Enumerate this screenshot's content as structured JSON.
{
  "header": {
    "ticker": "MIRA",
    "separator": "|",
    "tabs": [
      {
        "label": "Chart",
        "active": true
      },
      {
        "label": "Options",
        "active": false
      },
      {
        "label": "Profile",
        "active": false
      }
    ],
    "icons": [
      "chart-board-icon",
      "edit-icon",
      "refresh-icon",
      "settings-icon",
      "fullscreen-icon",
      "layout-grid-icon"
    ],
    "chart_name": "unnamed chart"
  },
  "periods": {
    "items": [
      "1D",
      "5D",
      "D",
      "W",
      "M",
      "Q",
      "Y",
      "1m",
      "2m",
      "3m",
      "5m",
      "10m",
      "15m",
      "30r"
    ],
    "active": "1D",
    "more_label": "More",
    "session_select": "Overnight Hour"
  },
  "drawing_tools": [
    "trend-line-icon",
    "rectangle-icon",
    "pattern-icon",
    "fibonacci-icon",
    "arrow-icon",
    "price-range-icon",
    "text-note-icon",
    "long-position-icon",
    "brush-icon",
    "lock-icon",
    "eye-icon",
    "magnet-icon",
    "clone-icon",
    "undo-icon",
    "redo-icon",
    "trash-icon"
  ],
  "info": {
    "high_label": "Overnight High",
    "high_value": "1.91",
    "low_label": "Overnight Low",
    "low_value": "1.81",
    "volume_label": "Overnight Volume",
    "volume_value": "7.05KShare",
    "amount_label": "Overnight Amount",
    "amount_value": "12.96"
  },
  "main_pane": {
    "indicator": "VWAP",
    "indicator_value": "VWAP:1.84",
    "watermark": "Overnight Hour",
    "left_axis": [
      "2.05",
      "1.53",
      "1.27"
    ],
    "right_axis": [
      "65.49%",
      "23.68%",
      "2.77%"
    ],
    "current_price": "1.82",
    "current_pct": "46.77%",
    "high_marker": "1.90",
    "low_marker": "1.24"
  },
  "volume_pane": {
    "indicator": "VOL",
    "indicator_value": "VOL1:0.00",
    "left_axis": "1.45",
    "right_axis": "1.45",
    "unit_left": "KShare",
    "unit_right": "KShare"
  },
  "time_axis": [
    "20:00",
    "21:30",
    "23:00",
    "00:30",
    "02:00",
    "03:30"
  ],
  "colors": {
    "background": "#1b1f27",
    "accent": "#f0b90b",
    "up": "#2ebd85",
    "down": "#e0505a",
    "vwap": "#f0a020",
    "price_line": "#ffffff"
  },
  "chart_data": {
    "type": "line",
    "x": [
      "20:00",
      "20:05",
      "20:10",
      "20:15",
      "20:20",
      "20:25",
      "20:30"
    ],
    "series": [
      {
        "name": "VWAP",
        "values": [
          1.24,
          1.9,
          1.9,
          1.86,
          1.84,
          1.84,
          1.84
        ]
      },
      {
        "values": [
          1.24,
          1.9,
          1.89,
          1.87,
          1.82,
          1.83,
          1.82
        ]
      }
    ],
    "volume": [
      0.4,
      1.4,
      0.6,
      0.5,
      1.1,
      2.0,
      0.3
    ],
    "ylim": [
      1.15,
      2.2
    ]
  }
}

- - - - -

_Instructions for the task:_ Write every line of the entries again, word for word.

_Problem solution:_
Enumerate this screenshot's content as structured JSON.
{
  "header": {
    "ticker": "MIRA",
    "separator": "|",
    "tabs": [
      {
        "label": "Chart",
        "active": true
      },
      {
        "label": "Options",
        "active": false
      },
      {
        "label": "Profile",
        "active": false
      }
    ],
    "icons": [
      "chart-board-icon",
      "edit-icon",
      "refresh-icon",
      "settings-icon",
      "fullscreen-icon",
      "layout-grid-icon"
    ],
    "chart_name": "unnamed chart"
  },
  "periods": {
    "items": [
      "1D",
      "5D",
      "D",
      "W",
      "M",
      "Q",
      "Y",
      "1m",
      "2m",
      "3m",
      "5m",
      "10m",
      "15m",
      "30r"
    ],
    "active": "1D",
    "more_label": "More",
    "session_select": "Overnight Hour"
  },
  "drawing_tools": [
    "trend-line-icon",
    "rectangle-icon",
    "pattern-icon",
    "fibonacci-icon",
    "arrow-icon",
    "price-range-icon",
    "text-note-icon",
    "long-position-icon",
    "brush-icon",
    "lock-icon",
    "eye-icon",
    "magnet-icon",
    "clone-icon",
    "undo-icon",
    "redo-icon",
    "trash-icon"
  ],
  "info": {
    "high_label": "Overnight High",
    "high_value": "1.91",
    "low_label": "Overnight Low",
    "low_value": "1.81",
    "volume_label": "Overnight Volume",
    "volume_value": "7.05KShare",
    "amount_label": "Overnight Amount",
    "amount_value": "12.96"
  },
  "main_pane": {
    "indicator": "VWAP",
    "indicator_value": "VWAP:1.84",
    "watermark": "Overnight Hour",
    "left_axis": [
      "2.05",
      "1.53",
      "1.27"
    ],
    "right_axis": [
      "65.49%",
      "23.68%",
      "2.77%"
    ],
    "current_price": "1.82",
    "current_pct": "46.77%",
    "high_marker": "1.90",
    "low_marker": "1.24"
  },
  "volume_pane": {
    "indicator": "VOL",
    "indicator_value": "VOL1:0.00",
    "left_axis": "1.45",
    "right_axis": "1.45",
    "unit_left": "KShare",
    "unit_right": "KShare"
  },
  "time_axis": [
    "20:00",
    "21:30",
    "23:00",
    "00:30",
    "02:00",
    "03:30"
  ],
  "colors": {
    "background": "#1b1f27",
    "accent": "#f0b90b",
    "up": "#2ebd85",
    "down": "#e0505a",
    "vwap": "#f0a020",
    "price_line": "#ffffff"
  },
  "chart_data": {
    "type": "line",
    "x": [
      "20:00",
      "20:05",
      "20:10",
      "20:15",
      "20:20",
      "20:25",
      "20:30"
    ],
    "series": [
      {
        "name": "VWAP",
        "values": [
          1.24,
          1.9,
          1.9,
          1.86,
          1.84,
          1.84,
          1.84
        ]
      },
      {
        "values": [
          1.24,
          1.9,
          1.89,
          1.87,
          1.82,
          1.83,
          1.82
        ]
      }
    ],
    "volume": [
      0.4,
      1.4,
      0.6,
      0.5,
      1.1,
      2.0,
      0.3
    ],
    "ylim": [
      1.15,
      2.2
    ]
  }
}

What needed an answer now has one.